Stored data
__________
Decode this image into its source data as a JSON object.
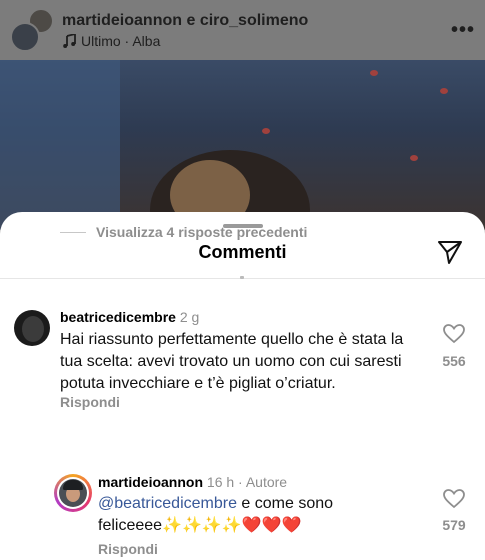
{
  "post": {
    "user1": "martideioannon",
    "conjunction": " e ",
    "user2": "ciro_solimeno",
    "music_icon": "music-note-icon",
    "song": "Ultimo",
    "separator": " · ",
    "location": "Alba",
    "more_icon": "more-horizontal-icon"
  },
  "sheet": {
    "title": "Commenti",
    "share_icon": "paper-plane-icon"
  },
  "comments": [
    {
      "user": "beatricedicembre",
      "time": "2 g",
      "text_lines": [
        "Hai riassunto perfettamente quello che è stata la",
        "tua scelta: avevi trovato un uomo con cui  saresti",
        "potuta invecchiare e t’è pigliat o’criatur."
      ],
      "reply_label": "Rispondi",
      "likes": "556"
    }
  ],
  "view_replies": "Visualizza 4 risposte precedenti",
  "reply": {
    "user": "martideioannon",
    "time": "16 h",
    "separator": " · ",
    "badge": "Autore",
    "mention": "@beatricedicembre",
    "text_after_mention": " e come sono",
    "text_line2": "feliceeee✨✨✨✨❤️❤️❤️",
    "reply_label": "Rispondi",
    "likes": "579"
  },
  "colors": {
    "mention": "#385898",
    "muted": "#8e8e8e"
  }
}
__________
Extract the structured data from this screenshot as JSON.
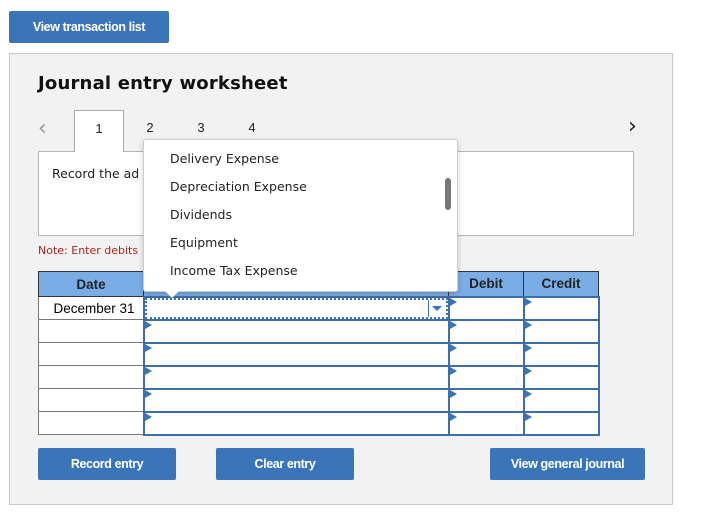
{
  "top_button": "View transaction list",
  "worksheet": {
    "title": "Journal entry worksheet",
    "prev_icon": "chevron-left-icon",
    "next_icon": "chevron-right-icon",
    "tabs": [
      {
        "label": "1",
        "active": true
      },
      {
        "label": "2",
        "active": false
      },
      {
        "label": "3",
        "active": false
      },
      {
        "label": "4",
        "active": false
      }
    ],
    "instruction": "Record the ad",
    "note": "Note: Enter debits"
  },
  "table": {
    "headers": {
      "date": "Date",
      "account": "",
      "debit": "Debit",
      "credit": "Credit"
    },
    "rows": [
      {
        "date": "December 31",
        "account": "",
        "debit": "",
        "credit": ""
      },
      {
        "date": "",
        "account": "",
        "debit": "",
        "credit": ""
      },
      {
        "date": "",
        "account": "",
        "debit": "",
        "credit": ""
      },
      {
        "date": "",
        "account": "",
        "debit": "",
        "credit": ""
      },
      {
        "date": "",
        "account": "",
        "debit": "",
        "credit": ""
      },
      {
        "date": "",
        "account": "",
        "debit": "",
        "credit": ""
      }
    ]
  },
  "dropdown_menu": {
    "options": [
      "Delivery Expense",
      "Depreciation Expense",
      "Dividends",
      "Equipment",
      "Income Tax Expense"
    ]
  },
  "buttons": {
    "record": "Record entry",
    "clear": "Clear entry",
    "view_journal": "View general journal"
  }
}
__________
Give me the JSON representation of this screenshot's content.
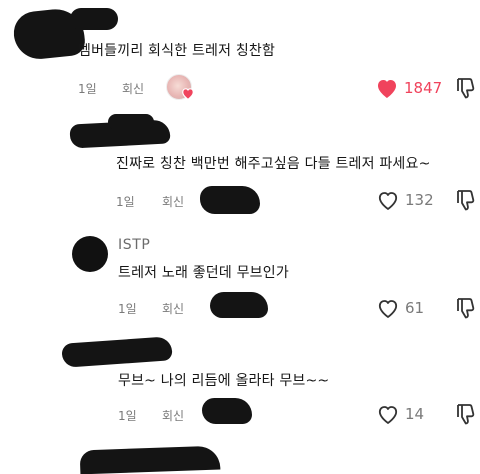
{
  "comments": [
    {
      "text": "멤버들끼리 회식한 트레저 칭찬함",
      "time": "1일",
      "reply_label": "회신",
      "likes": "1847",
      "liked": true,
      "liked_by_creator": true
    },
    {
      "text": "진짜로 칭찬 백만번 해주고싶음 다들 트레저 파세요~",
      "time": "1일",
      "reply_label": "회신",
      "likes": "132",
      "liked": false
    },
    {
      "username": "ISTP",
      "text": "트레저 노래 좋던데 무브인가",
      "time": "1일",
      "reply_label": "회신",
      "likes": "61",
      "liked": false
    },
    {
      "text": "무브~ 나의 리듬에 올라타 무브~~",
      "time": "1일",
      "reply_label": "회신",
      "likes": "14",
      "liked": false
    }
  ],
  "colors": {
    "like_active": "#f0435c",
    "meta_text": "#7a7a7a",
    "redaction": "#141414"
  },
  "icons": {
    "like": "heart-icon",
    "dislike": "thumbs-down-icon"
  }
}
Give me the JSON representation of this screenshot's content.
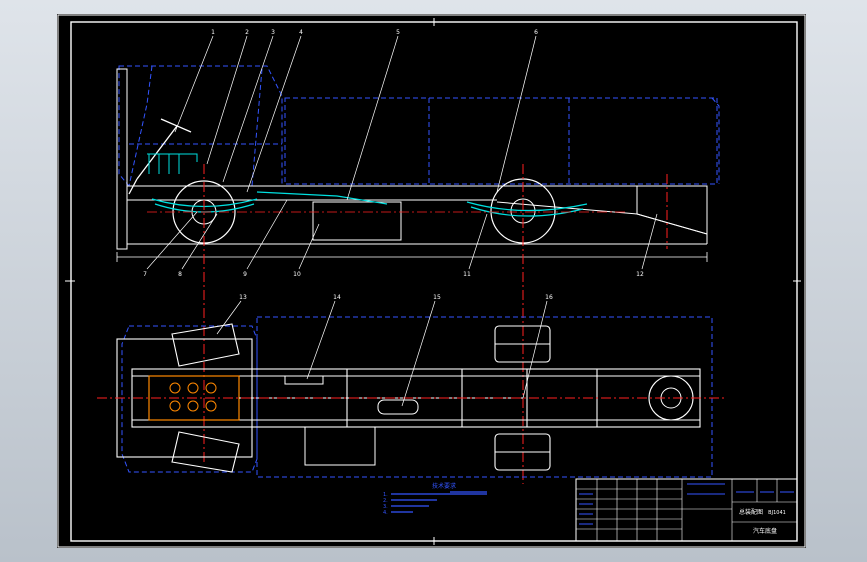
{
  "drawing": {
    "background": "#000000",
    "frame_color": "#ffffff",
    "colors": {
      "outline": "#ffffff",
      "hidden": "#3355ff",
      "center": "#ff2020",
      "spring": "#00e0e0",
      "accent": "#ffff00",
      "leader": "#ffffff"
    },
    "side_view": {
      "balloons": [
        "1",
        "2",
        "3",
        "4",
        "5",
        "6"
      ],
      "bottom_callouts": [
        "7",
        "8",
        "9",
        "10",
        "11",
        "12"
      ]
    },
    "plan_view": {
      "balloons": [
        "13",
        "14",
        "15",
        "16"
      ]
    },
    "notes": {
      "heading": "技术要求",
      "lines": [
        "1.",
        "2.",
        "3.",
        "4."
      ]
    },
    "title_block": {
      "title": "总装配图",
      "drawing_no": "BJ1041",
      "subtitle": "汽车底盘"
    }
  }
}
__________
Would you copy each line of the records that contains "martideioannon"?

    "user1": "martideioannon",
    "user": "martideioannon",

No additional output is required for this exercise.